Helping Your Children Buy Their First Home

The New Zealand property market has seen significant changes recently. While property prices have been high, recent data suggests a potential cooling in some areas, which coupled with an expectation that interest rates will fall over the next twelve months, provides opportunities for first-time buyers.  

Despite interest rates hovering around 6 – 7%, influenced by the Reserve Bank’s monetary policies to combat inflation, first home buyers remain a key presence in the property market, accounting for around 26% of purchases (CoreLogic: First Home Buyer Report for Q1).

As first home buyers look to take advantage of limited competition and good availability of housing stock in many areas, we are seeing a rise in the ‘Bank of Mum & Dad’ stepping up to help their children secure their first home, often releasing equity from their existing property and putting it towards helping their kids.

It is our belief that we are currently sitting towards the bottom of the current market cycle. With plenty of stock available and interest rates forecast to fall over the next 6-9 months, for cashed up buyers, it is likely an ideal time to buy.  

The Options…

If you are considering helping your children enter the housing the market, there are several ways to achieve this, each with its own benefits, considerations and budget implications. 

1. Gifting Part of the Deposit

One straightforward method is to gift a portion of the deposit to your child, as New Zealand does not have a gift tax. This immediate financial boost can significantly reduce the loan amount needed. If you have multiple children, it is worth thinking about whether you have the ability (and desire) to treat all your kids equally to avoid any resentment within the family.

2. Lending Part of the Deposit

Another option is to lend your child money towards the deposit, either interest-free or at a low interest rate. This can be beneficial for both parties, but it’s crucial to formalise the loan with a legal agreement. This ensures clarity on repayment terms and protects both parties in case of future disputes. It is also worth noting that lenders typically do not like ‘lent’ deposits, unless a legal agreement is in place that stipulates the deposit is only repayable upon sale of the house.

3. Guaranteeing Part of the Loan

Acting as a guarantor on your child’s mortgage is another option to help them secure a larger loan or better interest rates. However, it is important to note that this means you’ll be responsible for repayments if they default. This option carries significant risk and requires careful consideration of your financial situation and potential liabilities.

4. Investment Property for Future Transfer

Purchasing an investment property with the intention of transferring it to your child at a later date or selling it to them at a favourable rate, can be a strategic move for both the parent and child. This option enables the parent to lock-in the house price now and then allows the property to potentially appreciate, while at the same time providing rental income.

The changes to the bright-line test coming in on 01 July 2024 may be beneficial to parents considering this option, as from this date the test will only apply if the property is sold within two years of purchase.
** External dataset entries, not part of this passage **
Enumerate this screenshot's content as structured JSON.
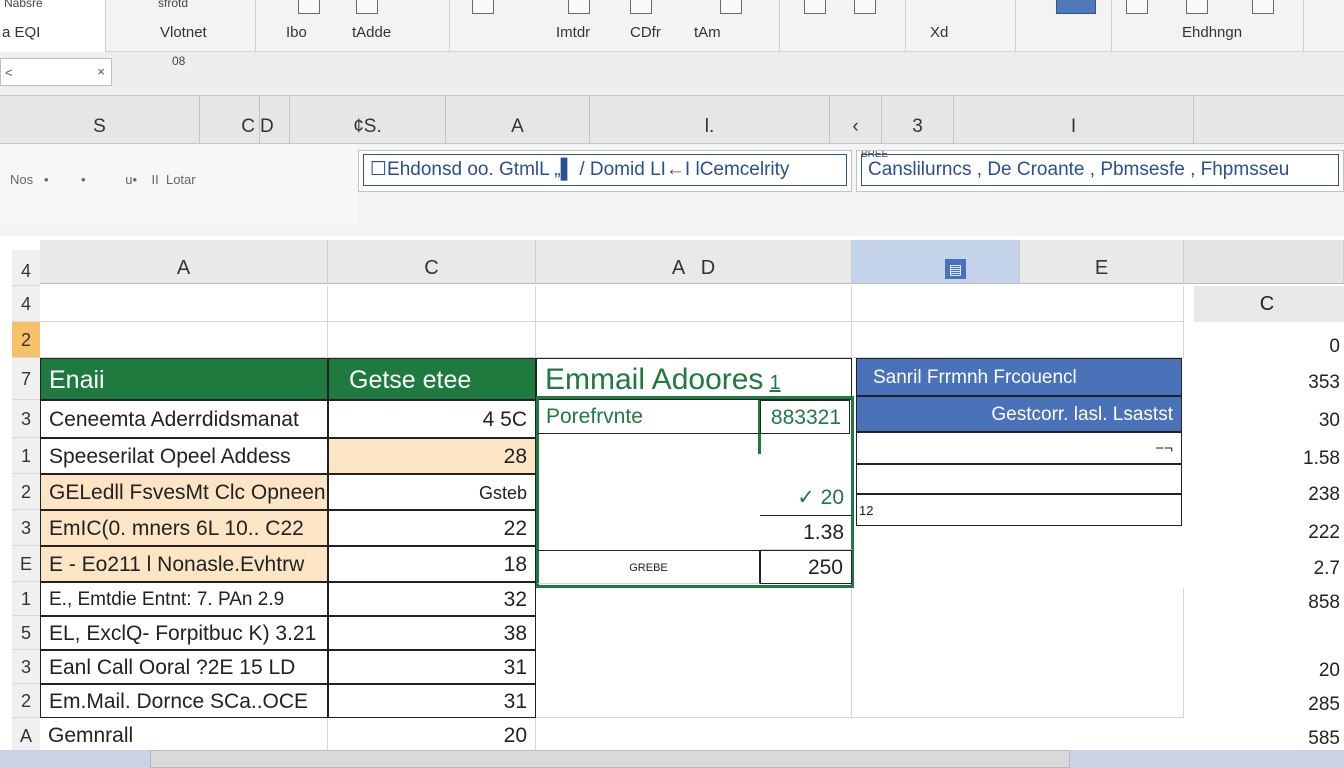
{
  "ribbon": {
    "file_label": "a  EQI",
    "file_top": "Nabsre",
    "groups": [
      "Vlotnet",
      "Ibo",
      "tAdde",
      "Imtdr",
      "CDfr",
      "tAm",
      "Xd",
      "Ehdhngn"
    ],
    "tiny_top": "sfrotd"
  },
  "namebox": {
    "label": "<",
    "close": "×",
    "extra": "08"
  },
  "upper_headers": [
    "S",
    "C",
    "D",
    "¢S.",
    "A",
    "l.",
    "‹",
    "3",
    "I"
  ],
  "formula": {
    "side_text": "Nos   •         •           u•    II  Lotar",
    "bar1": "☐Ehdonsd oo. GtmlL „▌ / Domid LI←I lCemcelrity",
    "bar2": "Canslilurncs , De Croante , Pbmsesfe , Fhpmsseu",
    "bar2_tag": "BREE"
  },
  "col_headers": [
    "A",
    "C",
    "A   D",
    "E",
    ""
  ],
  "selected_marker": "▤",
  "row_headers": [
    "4",
    "4",
    "2",
    "7",
    "3",
    "1",
    "2",
    "3",
    "E",
    "1",
    "5",
    "3",
    "2",
    "A"
  ],
  "table": {
    "header_a": "Enaii",
    "header_b": "Getse etee",
    "header_c": "Emmail Adoores",
    "header_c_mark": "1",
    "header_d": "Sanril Frrmnh Frcouencl",
    "subheader_d": "Gestcorr. lasl. Lsastst",
    "pref_label": "Porefrvnte",
    "pref_value": "883321",
    "check_value": "✓ 20",
    "val_138": "1.38",
    "val_250": "250",
    "bottom_note": "GREBE",
    "minus_mark": "−¬",
    "mark12": "12",
    "rows": [
      {
        "name": "Ceneemta Aderrdidsmanat",
        "value": "4 5C"
      },
      {
        "name": "Speeserilat Opeel Addess",
        "value": "28"
      },
      {
        "name": "GELedll FsvesMt Clc Opneen",
        "value": "Gsteb"
      },
      {
        "name": "EmIC(0. mners 6L 10.. C22",
        "value": "22"
      },
      {
        "name": "E  - Eo211 l Nonasle.Evhtrw",
        "value": "18"
      },
      {
        "name": "E.,  Emtdie Entnt: 7. PAn 2.9",
        "value": "32"
      },
      {
        "name": "EL, ExclQ- Forpitbuc K) 3.21",
        "value": "38"
      },
      {
        "name": "Eanl Call Ooral  ?2E 15 LD",
        "value": "31"
      },
      {
        "name": "Em.Mail. Dornce SCa..OCE",
        "value": "31"
      },
      {
        "name": "Gemnrall",
        "value": "20"
      }
    ]
  },
  "right_col": {
    "header": "C",
    "values": [
      "0",
      "353",
      "30",
      "1.58",
      "238",
      "222",
      "2.7",
      "858",
      "20",
      "285",
      "585"
    ]
  },
  "colors": {
    "green": "#1e7a3e",
    "blue": "#4a72b8",
    "peach": "#fbe5c5",
    "orange": "#f5c26a"
  }
}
This means that it should be possible for the property to be transferred to the child (or on-sold) without being subject to the bright-line test after only a two-year period, rather than the current ten years (or five if purchasing a new build).
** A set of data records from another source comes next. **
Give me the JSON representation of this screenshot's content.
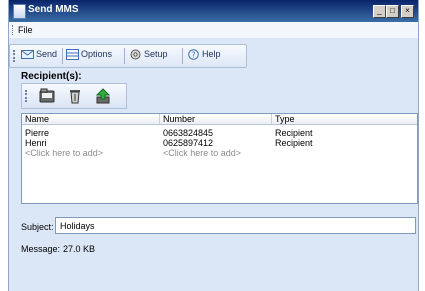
{
  "window": {
    "title": "Send MMS",
    "minimize": "_",
    "maximize": "□",
    "close": "×"
  },
  "menu": {
    "file": "File"
  },
  "toolbar": {
    "send": "Send",
    "options": "Options",
    "setup": "Setup",
    "help": "Help"
  },
  "recipients": {
    "heading": "Recipient(s):",
    "icons": [
      "phonebook-icon",
      "trash-icon",
      "import-arrow-icon"
    ],
    "columns": [
      "Name",
      "Number",
      "Type"
    ],
    "rows": [
      {
        "name": "Pierre",
        "number": "0663824845",
        "type": "Recipient"
      },
      {
        "name": "Henri",
        "number": "0625897412",
        "type": "Recipient"
      }
    ],
    "add_name": "<Click here to add>",
    "add_number": "<Click here to add>"
  },
  "subject": {
    "label": "Subject:",
    "value": "Holidays"
  },
  "message": {
    "label": "Message:",
    "value": "27.0 KB"
  },
  "colors": {
    "titlebar": "#0a246a",
    "window_bg": "#dbe6f6",
    "list_border": "#7f9db9"
  }
}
5. Buying Property in Partnership

Co-purchasing a property allows shared ownership between you and your child. This can ease the financial burden and provide a sense of joint investment. A legal agreement outlining each party’s responsibilities and share is essential to prevent misunderstandings or disputes, and it is also important to outline what will happen in the event that one party needs their investment returned.

6. Making sure your children are financially literate from an early age

Sometimes, the most valuable support is guidance. Educate your children on financial planning, saving, and the complexities of property ownership. Encourage them to consult with financial advisors and mortgage brokers to explore their options comprehensively.

7. KiwiSaver Contributions

It is also worth considering opening a KiwiSaver account for your child and contributing to it from an early age to help them accumulate savings for a home deposit. KiwiSaver funds can be used for a first home purchase under specific conditions, making it a tax-efficient saving strategy.

Food for thought…

Helping your child buy their first home is a significant commitment. By understanding the various options and their implications – along with planning ahead – you can make informed decisions that benefit both you and your child.

If you are considering helping your child onto the property ladder, we are here to help.

The content of this article should not be taken as financial advice, or a recommendation of any financial product. Threefold is not liable or responsible for any information, omissions, or errors present. We recommend seeking advice from a qualified financial adviser before taking any action.